> > For the moment I'll call the relation "confusability". Given any
> > two labels (in no particular order), they are either confusable or
> > not, and it is possible to compute that boolean value.
> From an earlier post, someone talked about IBM.com vs 1BM.com -- which
> should have been ibm.com vs 1bm.com, but none the less this type of
> similar-looking-glyph use can be confusing. It can be even more
> confusing if one uses a Greek small letter iota with tonos (U03AF) to
> produce an ibm.com. Is this the type of confusion you are talking
Could be. A registry would define its confusability relation as it
sees fit. It doesn't want to define confusability so narrowly that
not enough things are considered confusable, because then it would be
swamped by disputes about name ownership. But it doesn't want to define
confusability so broadly that it drastically curtails the number of
registrations (and hence revenue).
Maybe "confusable" is not the best term. Maybe "neighboring" would be
better. It's got some of the right intuition: If you are my neighbor,
then I am your neighbor (symmetry), but my neighbor's neighbor is
not necessarily my neighbor (intransitivity). You can speak of the
neighborhood centered around a particular label. Neighborhoods centered
around different labels can partially overlap. A bundle would be either
a set of labels that are all neighbors of each other, or a subset of the
neighborhood centered around the bundle's primary label, depending on
which version of property 2 we use. Property 1 says that neighboring
labels in a zone must not belong to distinct bundles.

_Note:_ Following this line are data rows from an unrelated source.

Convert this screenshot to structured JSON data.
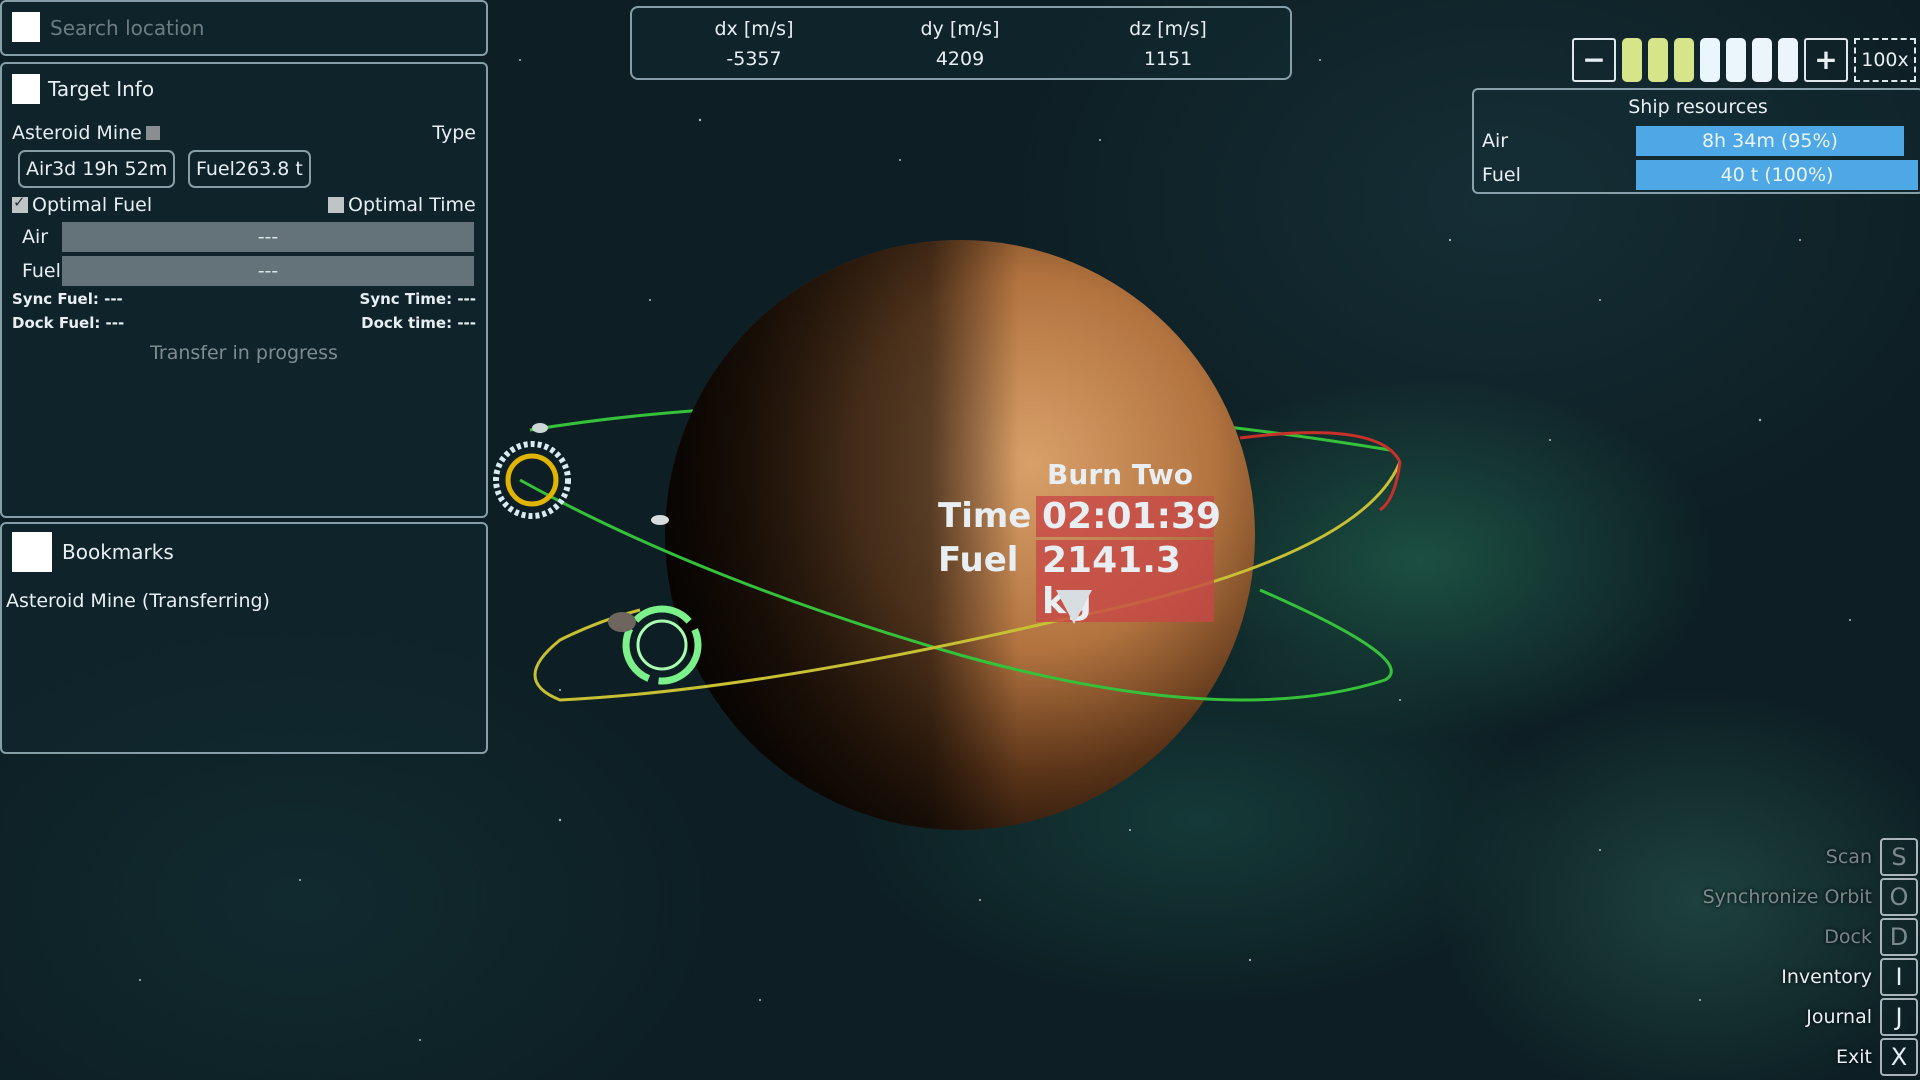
{
  "search": {
    "placeholder": "Search location"
  },
  "target_info": {
    "title": "Target Info",
    "name": "Asteroid Mine",
    "type_label": "Type",
    "air_pill": "Air3d 19h 52m",
    "fuel_pill": "Fuel263.8 t",
    "optimal_fuel": "Optimal Fuel",
    "optimal_fuel_checked": true,
    "optimal_time": "Optimal Time",
    "optimal_time_checked": false,
    "air_label": "Air",
    "air_value": "---",
    "fuel_label": "Fuel",
    "fuel_value": "---",
    "sync_fuel": "Sync Fuel: ---",
    "sync_time": "Sync Time: ---",
    "dock_fuel": "Dock Fuel: ---",
    "dock_time": "Dock time: ---",
    "status": "Transfer in progress"
  },
  "bookmarks": {
    "title": "Bookmarks",
    "items": [
      "Asteroid Mine (Transferring)"
    ]
  },
  "velocity": {
    "columns": [
      {
        "label": "dx [m/s]",
        "value": "-5357"
      },
      {
        "label": "dy [m/s]",
        "value": "4209"
      },
      {
        "label": "dz [m/s]",
        "value": "1151"
      }
    ]
  },
  "speed_control": {
    "minus": "−",
    "plus": "+",
    "multiplier": "100x",
    "segments": [
      "#d6e58a",
      "#d6e58a",
      "#d6e58a",
      "#eaf6fb",
      "#eaf6fb",
      "#eaf6fb",
      "#eaf6fb"
    ]
  },
  "ship_resources": {
    "title": "Ship resources",
    "air_label": "Air",
    "air_value": "8h 34m (95%)",
    "air_fraction": 0.95,
    "fuel_label": "Fuel",
    "fuel_value": "40 t (100%)",
    "fuel_fraction": 1.0
  },
  "burn": {
    "name": "Burn Two",
    "time_label": "Time",
    "time_value": "02:01:39",
    "fuel_label": "Fuel",
    "fuel_value": "2141.3 kg"
  },
  "actions": [
    {
      "label": "Scan",
      "key": "S",
      "enabled": false
    },
    {
      "label": "Synchronize Orbit",
      "key": "O",
      "enabled": false
    },
    {
      "label": "Dock",
      "key": "D",
      "enabled": false
    },
    {
      "label": "Inventory",
      "key": "I",
      "enabled": true
    },
    {
      "label": "Journal",
      "key": "J",
      "enabled": true
    },
    {
      "label": "Exit",
      "key": "X",
      "enabled": true
    }
  ],
  "colors": {
    "orbit_green": "#35c23a",
    "orbit_yellow": "#c8c034",
    "orbit_red": "#c8302a",
    "burn_highlight": "#c84646",
    "resource_bar": "#4fa8e6"
  }
}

I just noticed that I forgot to state an assumption, which we can call
property 0: Every label in a zone belongs to exactly one bundle.